(Element data from apps and pages)
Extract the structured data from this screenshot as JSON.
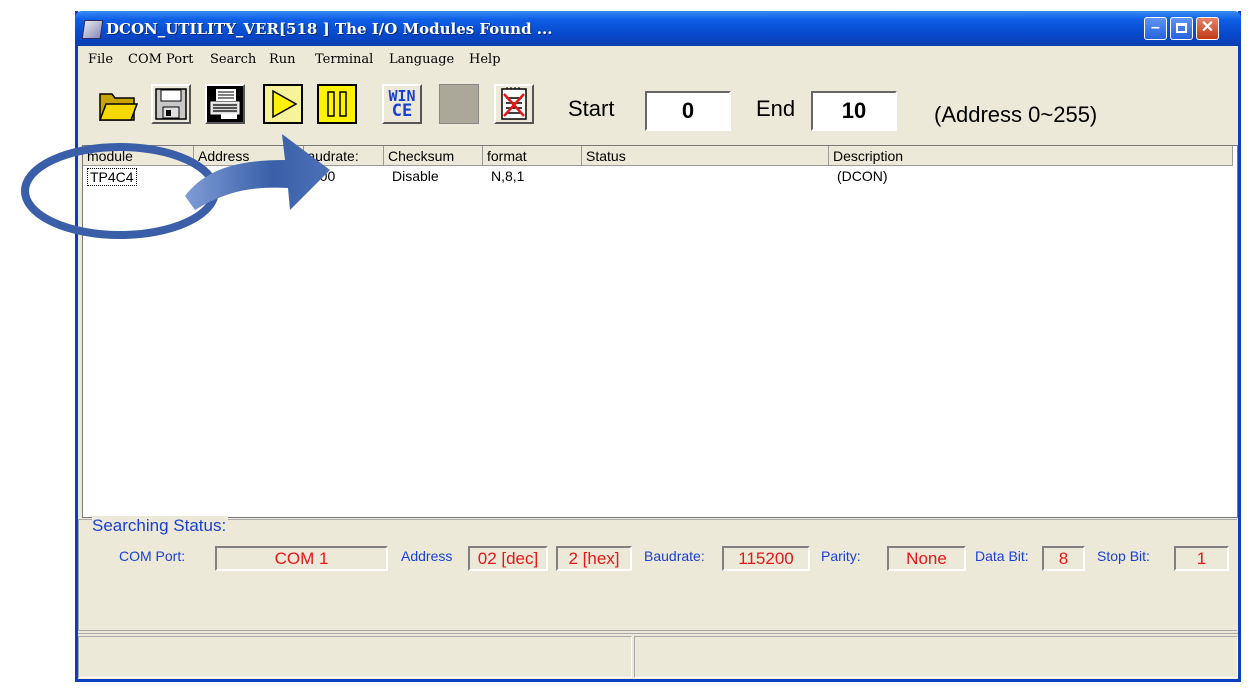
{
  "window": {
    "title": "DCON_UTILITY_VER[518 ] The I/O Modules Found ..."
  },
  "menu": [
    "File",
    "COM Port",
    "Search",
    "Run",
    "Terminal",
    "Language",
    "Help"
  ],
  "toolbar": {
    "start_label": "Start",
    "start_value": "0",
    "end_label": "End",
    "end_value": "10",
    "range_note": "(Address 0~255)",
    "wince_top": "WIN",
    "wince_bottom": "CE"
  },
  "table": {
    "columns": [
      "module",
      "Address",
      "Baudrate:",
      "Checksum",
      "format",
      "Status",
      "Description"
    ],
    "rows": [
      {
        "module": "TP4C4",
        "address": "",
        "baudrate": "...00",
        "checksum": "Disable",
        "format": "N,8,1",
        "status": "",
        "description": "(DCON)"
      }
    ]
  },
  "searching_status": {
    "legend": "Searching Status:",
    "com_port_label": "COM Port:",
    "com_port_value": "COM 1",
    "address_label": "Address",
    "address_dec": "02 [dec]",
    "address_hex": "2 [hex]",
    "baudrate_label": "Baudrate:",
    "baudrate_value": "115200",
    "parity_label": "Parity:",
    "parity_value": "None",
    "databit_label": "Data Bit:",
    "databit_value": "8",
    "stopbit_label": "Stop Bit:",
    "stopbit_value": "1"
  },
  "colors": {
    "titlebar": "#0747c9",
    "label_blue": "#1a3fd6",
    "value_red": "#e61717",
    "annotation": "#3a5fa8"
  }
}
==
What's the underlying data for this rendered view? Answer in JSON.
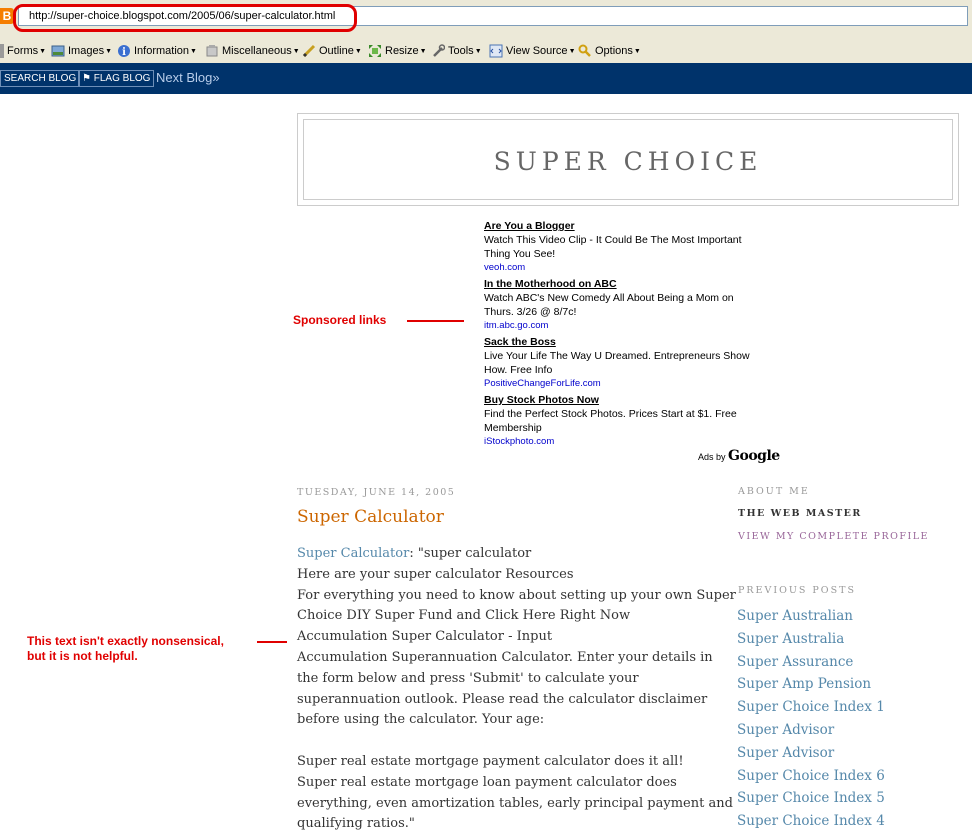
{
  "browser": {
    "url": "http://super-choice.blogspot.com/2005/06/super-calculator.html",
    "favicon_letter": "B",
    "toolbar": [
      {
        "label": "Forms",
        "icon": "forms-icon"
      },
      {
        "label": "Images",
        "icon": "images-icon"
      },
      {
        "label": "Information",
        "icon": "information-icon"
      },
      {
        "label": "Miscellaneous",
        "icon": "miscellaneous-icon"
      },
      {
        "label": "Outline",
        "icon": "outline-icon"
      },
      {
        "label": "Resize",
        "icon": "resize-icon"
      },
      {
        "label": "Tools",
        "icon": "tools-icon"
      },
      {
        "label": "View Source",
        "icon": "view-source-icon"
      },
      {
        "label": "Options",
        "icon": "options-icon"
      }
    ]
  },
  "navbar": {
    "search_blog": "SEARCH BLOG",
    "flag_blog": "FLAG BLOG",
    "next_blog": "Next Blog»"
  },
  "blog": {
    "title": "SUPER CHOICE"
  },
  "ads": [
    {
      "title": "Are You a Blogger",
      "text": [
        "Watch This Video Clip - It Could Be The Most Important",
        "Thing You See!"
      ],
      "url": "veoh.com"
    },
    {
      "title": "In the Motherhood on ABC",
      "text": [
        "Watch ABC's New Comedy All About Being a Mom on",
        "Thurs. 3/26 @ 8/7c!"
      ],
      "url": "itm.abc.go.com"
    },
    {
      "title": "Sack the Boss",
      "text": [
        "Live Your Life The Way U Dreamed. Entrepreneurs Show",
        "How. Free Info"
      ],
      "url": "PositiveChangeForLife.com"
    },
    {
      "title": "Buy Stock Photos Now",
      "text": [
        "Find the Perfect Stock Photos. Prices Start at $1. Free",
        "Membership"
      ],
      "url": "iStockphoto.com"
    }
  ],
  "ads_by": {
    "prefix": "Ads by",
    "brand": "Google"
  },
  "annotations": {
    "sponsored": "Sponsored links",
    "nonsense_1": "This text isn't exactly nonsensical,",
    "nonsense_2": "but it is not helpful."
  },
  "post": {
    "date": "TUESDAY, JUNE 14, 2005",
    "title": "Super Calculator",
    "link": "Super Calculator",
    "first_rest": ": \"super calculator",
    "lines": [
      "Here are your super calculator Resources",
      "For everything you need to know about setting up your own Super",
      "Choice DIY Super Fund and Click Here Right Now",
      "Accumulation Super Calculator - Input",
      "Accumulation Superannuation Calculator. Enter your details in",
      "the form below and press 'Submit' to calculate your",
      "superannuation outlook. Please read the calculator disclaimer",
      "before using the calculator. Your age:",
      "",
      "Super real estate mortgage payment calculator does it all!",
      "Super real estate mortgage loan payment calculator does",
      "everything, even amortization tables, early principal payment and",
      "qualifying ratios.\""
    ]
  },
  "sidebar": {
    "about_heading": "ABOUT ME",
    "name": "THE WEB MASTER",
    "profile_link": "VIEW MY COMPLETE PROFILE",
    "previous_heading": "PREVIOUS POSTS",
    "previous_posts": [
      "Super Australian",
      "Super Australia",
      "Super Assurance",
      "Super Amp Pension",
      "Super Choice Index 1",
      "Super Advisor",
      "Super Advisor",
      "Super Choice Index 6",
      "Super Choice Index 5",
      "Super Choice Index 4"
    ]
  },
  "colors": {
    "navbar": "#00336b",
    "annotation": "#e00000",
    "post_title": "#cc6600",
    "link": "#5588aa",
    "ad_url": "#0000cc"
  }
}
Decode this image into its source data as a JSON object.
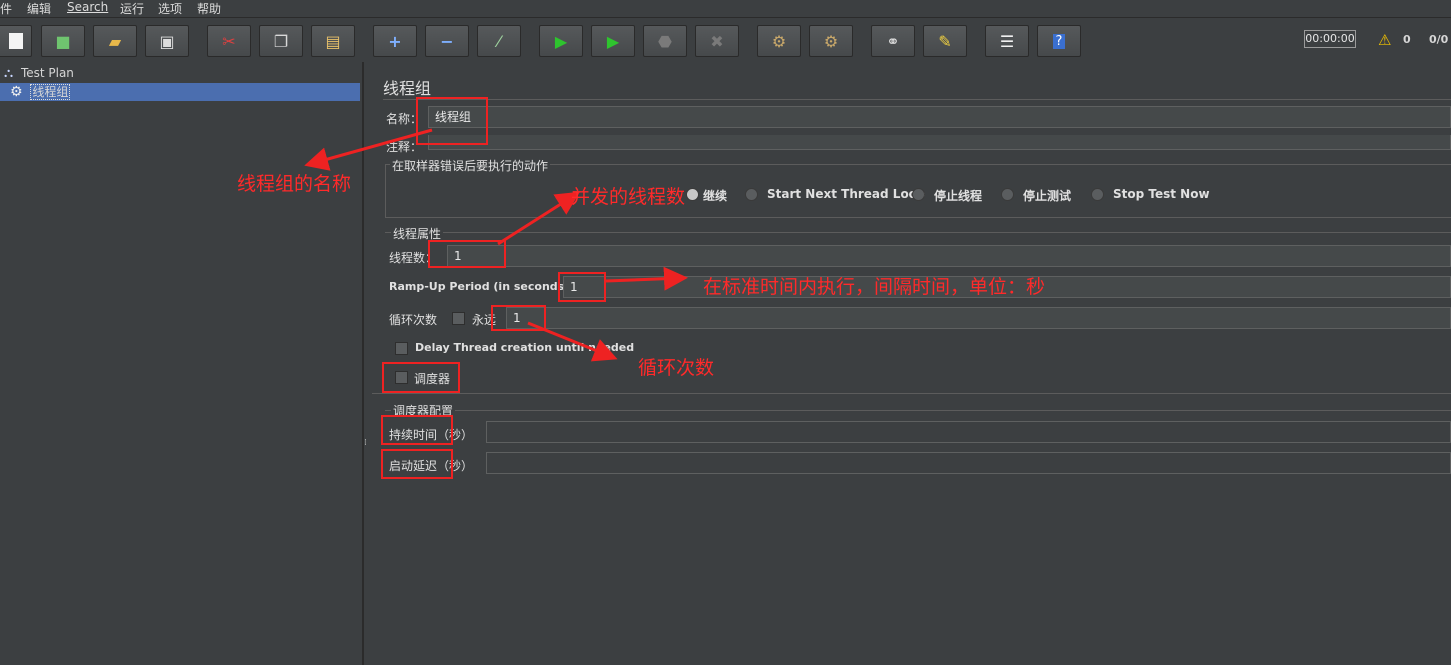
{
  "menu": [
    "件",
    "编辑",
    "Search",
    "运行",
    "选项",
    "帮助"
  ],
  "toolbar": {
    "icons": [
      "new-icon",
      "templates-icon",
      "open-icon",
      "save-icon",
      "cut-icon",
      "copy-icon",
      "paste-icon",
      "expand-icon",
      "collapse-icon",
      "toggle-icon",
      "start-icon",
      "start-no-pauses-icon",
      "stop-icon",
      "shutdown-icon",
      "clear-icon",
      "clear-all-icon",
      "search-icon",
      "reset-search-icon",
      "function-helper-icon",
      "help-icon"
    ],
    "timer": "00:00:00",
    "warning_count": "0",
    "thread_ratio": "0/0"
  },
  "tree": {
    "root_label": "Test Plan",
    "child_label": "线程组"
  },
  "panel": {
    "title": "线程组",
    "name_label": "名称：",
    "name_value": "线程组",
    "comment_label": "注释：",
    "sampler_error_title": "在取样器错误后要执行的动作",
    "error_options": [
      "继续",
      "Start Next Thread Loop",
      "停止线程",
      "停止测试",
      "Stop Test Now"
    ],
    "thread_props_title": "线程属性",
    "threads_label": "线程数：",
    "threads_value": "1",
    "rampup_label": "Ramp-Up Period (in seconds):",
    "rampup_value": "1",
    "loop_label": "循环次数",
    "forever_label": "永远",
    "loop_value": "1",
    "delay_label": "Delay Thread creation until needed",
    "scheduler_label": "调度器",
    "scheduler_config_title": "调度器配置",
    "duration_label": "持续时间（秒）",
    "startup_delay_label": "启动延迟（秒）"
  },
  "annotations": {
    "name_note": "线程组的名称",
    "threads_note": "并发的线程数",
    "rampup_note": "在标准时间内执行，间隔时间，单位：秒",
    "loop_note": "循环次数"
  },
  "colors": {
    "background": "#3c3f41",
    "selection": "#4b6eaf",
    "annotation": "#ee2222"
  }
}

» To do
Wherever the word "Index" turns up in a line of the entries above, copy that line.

» Finished task
      "Super Choice Index 1",
      "Super Choice Index 6",
      "Super Choice Index 5",
      "Super Choice Index 4"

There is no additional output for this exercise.